WHAT TO DO: Below are records to be repeated in full. Give them exactly.

GIVEN DATA:
Segment Open

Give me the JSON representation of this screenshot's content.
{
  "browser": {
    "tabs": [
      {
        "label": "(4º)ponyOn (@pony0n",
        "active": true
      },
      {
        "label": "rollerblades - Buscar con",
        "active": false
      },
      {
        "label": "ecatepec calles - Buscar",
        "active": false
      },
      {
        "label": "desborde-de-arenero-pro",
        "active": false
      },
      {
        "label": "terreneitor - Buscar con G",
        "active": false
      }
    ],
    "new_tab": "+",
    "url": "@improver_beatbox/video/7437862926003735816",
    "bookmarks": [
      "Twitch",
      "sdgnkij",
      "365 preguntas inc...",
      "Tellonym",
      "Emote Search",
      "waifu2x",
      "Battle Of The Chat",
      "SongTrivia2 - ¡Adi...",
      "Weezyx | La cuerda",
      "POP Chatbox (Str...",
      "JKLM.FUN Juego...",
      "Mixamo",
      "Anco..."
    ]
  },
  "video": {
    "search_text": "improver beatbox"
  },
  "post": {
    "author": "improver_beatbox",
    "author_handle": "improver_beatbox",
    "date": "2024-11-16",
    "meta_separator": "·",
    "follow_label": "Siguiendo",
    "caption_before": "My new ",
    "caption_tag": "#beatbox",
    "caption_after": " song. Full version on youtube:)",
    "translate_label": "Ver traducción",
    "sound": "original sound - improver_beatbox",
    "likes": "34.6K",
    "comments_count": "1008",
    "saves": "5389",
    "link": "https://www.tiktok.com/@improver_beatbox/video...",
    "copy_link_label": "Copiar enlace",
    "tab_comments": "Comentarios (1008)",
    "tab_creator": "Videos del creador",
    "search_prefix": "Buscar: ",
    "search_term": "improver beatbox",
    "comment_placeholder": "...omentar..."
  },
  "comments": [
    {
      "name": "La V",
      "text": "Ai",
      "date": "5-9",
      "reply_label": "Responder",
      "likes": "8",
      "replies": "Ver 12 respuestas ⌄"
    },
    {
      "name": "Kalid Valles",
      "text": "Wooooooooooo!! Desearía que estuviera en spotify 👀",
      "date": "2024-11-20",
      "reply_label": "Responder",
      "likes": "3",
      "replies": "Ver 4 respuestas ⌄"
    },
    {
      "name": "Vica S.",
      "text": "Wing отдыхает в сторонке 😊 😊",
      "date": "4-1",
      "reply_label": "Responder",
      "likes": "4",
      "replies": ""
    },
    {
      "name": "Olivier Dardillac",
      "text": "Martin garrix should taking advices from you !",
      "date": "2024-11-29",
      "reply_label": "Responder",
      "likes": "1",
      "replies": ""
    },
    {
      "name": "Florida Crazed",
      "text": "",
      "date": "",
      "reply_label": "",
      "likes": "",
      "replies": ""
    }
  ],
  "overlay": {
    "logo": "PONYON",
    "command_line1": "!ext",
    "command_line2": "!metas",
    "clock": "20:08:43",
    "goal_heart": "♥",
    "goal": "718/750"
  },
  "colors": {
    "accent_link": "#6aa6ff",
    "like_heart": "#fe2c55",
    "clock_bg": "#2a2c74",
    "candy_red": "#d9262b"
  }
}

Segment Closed

YOUR RESPONSE:
Give me the JSON representation of this screenshot's content.
{
  "browser": {
    "tabs": [
      {
        "label": "(4º)ponyOn (@pony0n",
        "active": true
      },
      {
        "label": "rollerblades - Buscar con",
        "active": false
      },
      {
        "label": "ecatepec calles - Buscar",
        "active": false
      },
      {
        "label": "desborde-de-arenero-pro",
        "active": false
      },
      {
        "label": "terreneitor - Buscar con G",
        "active": false
      }
    ],
    "new_tab": "+",
    "url": "@improver_beatbox/video/7437862926003735816",
    "bookmarks": [
      "Twitch",
      "sdgnkij",
      "365 preguntas inc...",
      "Tellonym",
      "Emote Search",
      "waifu2x",
      "Battle Of The Chat",
      "SongTrivia2 - ¡Adi...",
      "Weezyx | La cuerda",
      "POP Chatbox (Str...",
      "JKLM.FUN Juego...",
      "Mixamo",
      "Anco..."
    ]
  },
  "video": {
    "search_text": "improver beatbox"
  },
  "post": {
    "author": "improver_beatbox",
    "author_handle": "improver_beatbox",
    "date": "2024-11-16",
    "meta_separator": "·",
    "follow_label": "Siguiendo",
    "caption_before": "My new ",
    "caption_tag": "#beatbox",
    "caption_after": " song. Full version on youtube:)",
    "translate_label": "Ver traducción",
    "sound": "original sound - improver_beatbox",
    "likes": "34.6K",
    "comments_count": "1008",
    "saves": "5389",
    "link": "https://www.tiktok.com/@improver_beatbox/video...",
    "copy_link_label": "Copiar enlace",
    "tab_comments": "Comentarios (1008)",
    "tab_creator": "Videos del creador",
    "search_prefix": "Buscar: ",
    "search_term": "improver beatbox",
    "comment_placeholder": "...omentar..."
  },
  "comments": [
    {
      "name": "La V",
      "text": "Ai",
      "date": "5-9",
      "reply_label": "Responder",
      "likes": "8",
      "replies": "Ver 12 respuestas ⌄"
    },
    {
      "name": "Kalid Valles",
      "text": "Wooooooooooo!! Desearía que estuviera en spotify 👀",
      "date": "2024-11-20",
      "reply_label": "Responder",
      "likes": "3",
      "replies": "Ver 4 respuestas ⌄"
    },
    {
      "name": "Vica S.",
      "text": "Wing отдыхает в сторонке 😊 😊",
      "date": "4-1",
      "reply_label": "Responder",
      "likes": "4",
      "replies": ""
    },
    {
      "name": "Olivier Dardillac",
      "text": "Martin garrix should taking advices from you !",
      "date": "2024-11-29",
      "reply_label": "Responder",
      "likes": "1",
      "replies": ""
    },
    {
      "name": "Florida Crazed",
      "text": "",
      "date": "",
      "reply_label": "",
      "likes": "",
      "replies": ""
    }
  ],
  "overlay": {
    "logo": "PONYON",
    "command_line1": "!ext",
    "command_line2": "!metas",
    "clock": "20:08:43",
    "goal_heart": "♥",
    "goal": "718/750"
  },
  "colors": {
    "accent_link": "#6aa6ff",
    "like_heart": "#fe2c55",
    "clock_bg": "#2a2c74",
    "candy_red": "#d9262b"
  }
}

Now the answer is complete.